IDF Chief of Staff Lt.-Gen Aviv Kochavi’s speech on Tuesday night, in which he expressed a complete rejection of a renewed nuclear deal with Iran, attracted major criticism by those who say that his remarks were out of line and that behind his agenda lie hidden motives.
Kochavi said that a return to the 2015 nuclear deal with Iran, or a “slightly improved” one, would be an operational and strategic mistake for the world.
If Iran’s progress in developing advanced centrifuges and enriching uranium is not stopped, it could eventually be only weeks away from a nuclear bomb, he warned.
Some of Kochavi’s critics claimed that his remarks extend Prime Minister Benjamin Netanyahu’s effort to undermine American policy on Iran. They also said that it’s not the most senior IDF officer’s place to lecture our closest ally, which annually gives the IDF $3.8 billion for defense purposes.
Others said that making Iran the center of attention – saying it’s a global problem, while neglecting topics such as civil society issues and the heated situation in the West Bank – is part of a campaign to increase the defense budget.
However, that kind of analysis is short-sighted and ignores the larger picture, former Air Defense Corps commander Brig.-Col. (ret.) Zvika Haimovich told The Jerusalem Post on Wednesday. Haimovich holds that Kochavi’s speech was just one point in a string of efforts to combat the Iranian attempt to develop a nuclear bomb.
“If we take this speech seriously – and we should take it seriously – this process did not start with the chief of staff’s speech, nor with the Obama administration agreement with the Iranians in 2015,” he said.

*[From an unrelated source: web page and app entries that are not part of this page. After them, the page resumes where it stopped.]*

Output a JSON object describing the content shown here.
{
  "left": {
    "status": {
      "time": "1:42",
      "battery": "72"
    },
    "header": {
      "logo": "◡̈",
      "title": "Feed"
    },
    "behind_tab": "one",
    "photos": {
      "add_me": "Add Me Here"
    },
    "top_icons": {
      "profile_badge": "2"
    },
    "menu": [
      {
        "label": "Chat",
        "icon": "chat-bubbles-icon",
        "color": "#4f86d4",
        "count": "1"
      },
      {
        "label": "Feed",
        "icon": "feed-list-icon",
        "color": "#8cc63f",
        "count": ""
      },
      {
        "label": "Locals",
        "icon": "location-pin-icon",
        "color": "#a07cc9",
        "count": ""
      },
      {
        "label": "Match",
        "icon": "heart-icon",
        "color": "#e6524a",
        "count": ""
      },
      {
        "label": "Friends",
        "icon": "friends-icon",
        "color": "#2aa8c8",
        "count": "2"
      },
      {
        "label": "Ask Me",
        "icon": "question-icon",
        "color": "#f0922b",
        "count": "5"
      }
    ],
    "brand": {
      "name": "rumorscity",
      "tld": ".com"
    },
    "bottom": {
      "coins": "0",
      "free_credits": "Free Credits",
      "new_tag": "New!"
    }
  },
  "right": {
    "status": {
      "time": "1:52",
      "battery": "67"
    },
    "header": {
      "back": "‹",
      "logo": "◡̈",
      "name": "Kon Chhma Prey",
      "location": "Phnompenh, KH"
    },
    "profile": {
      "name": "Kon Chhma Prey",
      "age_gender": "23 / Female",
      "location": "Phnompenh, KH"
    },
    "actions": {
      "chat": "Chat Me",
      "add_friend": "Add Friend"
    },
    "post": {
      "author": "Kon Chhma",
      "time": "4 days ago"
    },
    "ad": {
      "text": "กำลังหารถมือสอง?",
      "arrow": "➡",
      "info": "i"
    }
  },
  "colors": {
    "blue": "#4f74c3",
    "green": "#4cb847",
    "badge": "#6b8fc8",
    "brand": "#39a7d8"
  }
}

“This is a process of about a decade when the Iranians declared that they are starting a race toward a nuclear bomb.... I think that in light of the administration change in the US, there’s a peak [in this process], and we should do whatever it takes, whether it’s in diplomacy or in other measures, to make sure that the Iranian regime will not have a nuclear bomb,” he added.
Haimovich thinks that the discourse around a possible attack on Iran should be over two main things – what does Israel want to achieve, and how would such a move affect day-to-day life in Israel and its security.
When it comes to setting goals, Haimovich said that “thinking that an attack will completely destroy the Iranian nuclear plan is too ambitious. But we should aim to ask how long such a strike will delay Iran’s ability to get a nuclear weapon.”
Haimovich stressed that the discourse could be about whether complete destruction of Iran’s nuclear plans is feasible. Unlike past strikes against nuclear facilities in the region, such as the attack on the Osirak nuclear reactor in Iraq in 1981, which was one facility, the Iranian nuclear program is spread over several locations, and some facilities are well protected underground.
Such an attack would happen in waves, over a period of time. “It’s not one hit and we’re done, not in one day,” he said.
Regarding the impact on Israel’s security and daily life, Haimovich said that the question should be what will be Iran’s response and how it will impact the home front.
“I will be very surprised if Iran will not respond to such an attack – whether directly from Iran or from its proxies in the region, such as Hezbollah, Syria, or the Houthis of Yemen,” he said.
“I am sure that a response will come. And it will not be like anything we’ve seen so far – not like Operation Protective Edge and not like the Second Lebanon War.”
Some have speculated that the delay in a major aircraft deal between Israel and the US due to an argument between the Defense and Finance ministries over payment methods is harming Israel’s readiness for such a scenario.
As part of the deal, the IAF is expected to receive new platforms, such as tankers, fighter jets, and helicopters.
Haimovich rejected the idea that the delay damages Israel’s readiness, saying that implementation of this deal will take around a decade.
“This is not about being ready tomorrow, or in a year from now,” he said.